There are potentially legal pitfalls associated with demotion. It can mean a significant variation to the employee’s contract of employment. A change in job title or role with or without accompanying changes to duties and responsibilities is likely to mean a major change to an employee’s terms and conditions of employment, especially if there is a change in seniority or job status of the employee.
What If The Contract of Employment Allows Demotion?
You cannot demote an employee for no reason at all. Therefore, in order to demote an employee, you should expressly reserve the right to do so in the Contract of Employment. The contractual provision should lay down the circumstances that it will be used, for example, as an alternative to dismissal when dealing with poor performance or misconduct. On this basis, you should only demote an employee in accordance with the circumstances that are set out in the contract of employment.
Should We Consult?
Consultation and agreement should be sought before implementing a change in role and/or job status, if you are looking at a company restructure. As a demotion is likely to amount to a substantial variation to an employee’s contract of employment, individual consultation and agreement should take place before implementing any change in role and/or job status.
If the employee refuses to accept the demotion you may need to consider dismissal. In which case you will need to warn the employee of as part of the consultation process. Alternatively, you may need to terminate the existing contract of employment and offer re-engagement on the new terms.
What Are The Potential Legal Risks?
Where the employee has over two years’ service, they will have unfair dismissal rights. If you were to decide to impose the demotion without consultation and agreement or you attempt to apply undue pressure on the employee to agree the change, it may result in them deciding to resign and claim constructive dismissal.

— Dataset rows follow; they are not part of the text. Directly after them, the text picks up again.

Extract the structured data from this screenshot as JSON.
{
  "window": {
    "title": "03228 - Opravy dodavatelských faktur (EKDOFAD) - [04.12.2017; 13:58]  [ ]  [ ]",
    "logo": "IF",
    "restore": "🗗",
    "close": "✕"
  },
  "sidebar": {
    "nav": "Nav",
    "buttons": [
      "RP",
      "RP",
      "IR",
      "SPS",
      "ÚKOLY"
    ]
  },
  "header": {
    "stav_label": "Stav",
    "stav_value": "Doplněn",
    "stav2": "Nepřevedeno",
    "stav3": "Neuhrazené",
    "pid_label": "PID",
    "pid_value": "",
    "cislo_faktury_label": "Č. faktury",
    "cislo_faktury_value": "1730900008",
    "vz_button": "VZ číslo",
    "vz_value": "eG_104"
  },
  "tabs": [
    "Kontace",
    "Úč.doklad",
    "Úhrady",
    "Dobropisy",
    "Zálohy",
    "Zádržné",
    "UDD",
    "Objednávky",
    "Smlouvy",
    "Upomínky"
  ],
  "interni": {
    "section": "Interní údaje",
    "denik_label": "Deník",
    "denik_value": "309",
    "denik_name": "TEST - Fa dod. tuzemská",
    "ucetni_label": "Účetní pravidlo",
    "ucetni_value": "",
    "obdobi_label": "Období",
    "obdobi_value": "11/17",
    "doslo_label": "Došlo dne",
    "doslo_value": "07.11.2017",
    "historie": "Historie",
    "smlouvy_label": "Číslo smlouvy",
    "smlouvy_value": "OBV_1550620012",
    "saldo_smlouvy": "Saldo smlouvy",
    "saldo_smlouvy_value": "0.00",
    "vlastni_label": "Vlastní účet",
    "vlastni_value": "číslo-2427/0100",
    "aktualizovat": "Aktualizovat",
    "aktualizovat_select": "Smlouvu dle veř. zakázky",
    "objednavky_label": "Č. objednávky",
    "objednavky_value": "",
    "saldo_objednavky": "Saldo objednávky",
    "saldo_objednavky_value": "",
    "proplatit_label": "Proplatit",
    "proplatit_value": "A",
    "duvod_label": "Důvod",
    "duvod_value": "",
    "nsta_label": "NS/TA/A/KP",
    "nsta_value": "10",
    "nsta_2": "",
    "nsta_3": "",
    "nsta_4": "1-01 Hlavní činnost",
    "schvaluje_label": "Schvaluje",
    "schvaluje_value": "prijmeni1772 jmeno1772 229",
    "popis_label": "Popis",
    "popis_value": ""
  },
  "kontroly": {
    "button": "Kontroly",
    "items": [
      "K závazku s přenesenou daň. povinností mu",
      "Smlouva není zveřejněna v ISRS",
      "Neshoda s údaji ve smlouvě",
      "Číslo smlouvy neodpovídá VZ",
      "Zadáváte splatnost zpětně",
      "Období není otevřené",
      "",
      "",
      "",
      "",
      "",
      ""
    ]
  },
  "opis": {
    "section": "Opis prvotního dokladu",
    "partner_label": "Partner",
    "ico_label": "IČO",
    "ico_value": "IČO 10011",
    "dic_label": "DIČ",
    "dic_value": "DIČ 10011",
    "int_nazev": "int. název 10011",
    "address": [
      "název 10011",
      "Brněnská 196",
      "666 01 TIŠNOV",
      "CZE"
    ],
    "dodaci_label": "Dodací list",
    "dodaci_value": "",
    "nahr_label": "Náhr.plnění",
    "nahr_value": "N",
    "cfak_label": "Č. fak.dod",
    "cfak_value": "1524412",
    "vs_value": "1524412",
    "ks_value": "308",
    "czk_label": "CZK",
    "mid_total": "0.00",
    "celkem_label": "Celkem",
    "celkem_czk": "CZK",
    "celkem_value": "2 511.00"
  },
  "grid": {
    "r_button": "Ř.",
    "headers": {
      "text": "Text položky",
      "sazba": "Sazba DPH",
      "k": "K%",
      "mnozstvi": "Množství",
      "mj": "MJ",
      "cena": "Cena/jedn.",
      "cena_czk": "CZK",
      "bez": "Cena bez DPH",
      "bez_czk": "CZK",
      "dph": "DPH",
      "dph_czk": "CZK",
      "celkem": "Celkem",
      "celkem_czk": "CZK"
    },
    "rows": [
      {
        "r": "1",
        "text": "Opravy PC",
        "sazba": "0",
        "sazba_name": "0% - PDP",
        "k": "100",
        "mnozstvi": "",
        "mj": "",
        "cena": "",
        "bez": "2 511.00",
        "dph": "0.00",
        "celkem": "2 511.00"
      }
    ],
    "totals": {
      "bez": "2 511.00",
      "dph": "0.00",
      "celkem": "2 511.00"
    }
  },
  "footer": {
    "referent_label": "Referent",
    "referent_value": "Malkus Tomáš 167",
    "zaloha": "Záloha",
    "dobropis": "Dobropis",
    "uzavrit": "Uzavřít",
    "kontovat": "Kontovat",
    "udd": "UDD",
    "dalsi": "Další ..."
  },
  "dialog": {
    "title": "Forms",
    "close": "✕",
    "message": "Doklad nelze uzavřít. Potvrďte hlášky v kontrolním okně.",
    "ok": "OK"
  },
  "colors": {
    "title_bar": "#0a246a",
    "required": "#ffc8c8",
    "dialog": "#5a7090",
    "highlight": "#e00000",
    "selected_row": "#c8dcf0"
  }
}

Employees who are dismissed for refusing the change may have a claim for unfair dismissal and potentially breach of contract. However, where an employee has insufficient service to claim unfair dismissal, they may still try to claim for wrongful dismissal in certain circumstances.
A demotion may also be the basis for a claim for discrimination contrary to the Equality Act 2010. If it can be linked to a protected characteristic such as race, gender, sexual orientation, disability, age, or religion. An employee does not need to fulfil any length of service to be able to make a claim of discrimination.
Any Advantages to Demotion?
However, when handled carefully, demotion is a useful option to you depending on your circumstances. Other considerations you will need to make is the potential impact on staff moral. Perhaps consider more effective options in managing your workforce. You may wish to consider offering additional support, training or mentoring in a workplace performance situation. This would be considered safer and may yield a much better outcome for both you and your employee.
However, if you wish to discuss your options and ask us ‘can I demote an employee?’ Please contact us on 01706 565332 or drop us an email and we’ll get right back to you.
Metis HR is a professional HR Consultancy based in the North West of England supporting clients across the country. We specialise in providing outsourced HR services to small and medium-sized businesses. Call us now on 01706 565332 to discuss how we may help you.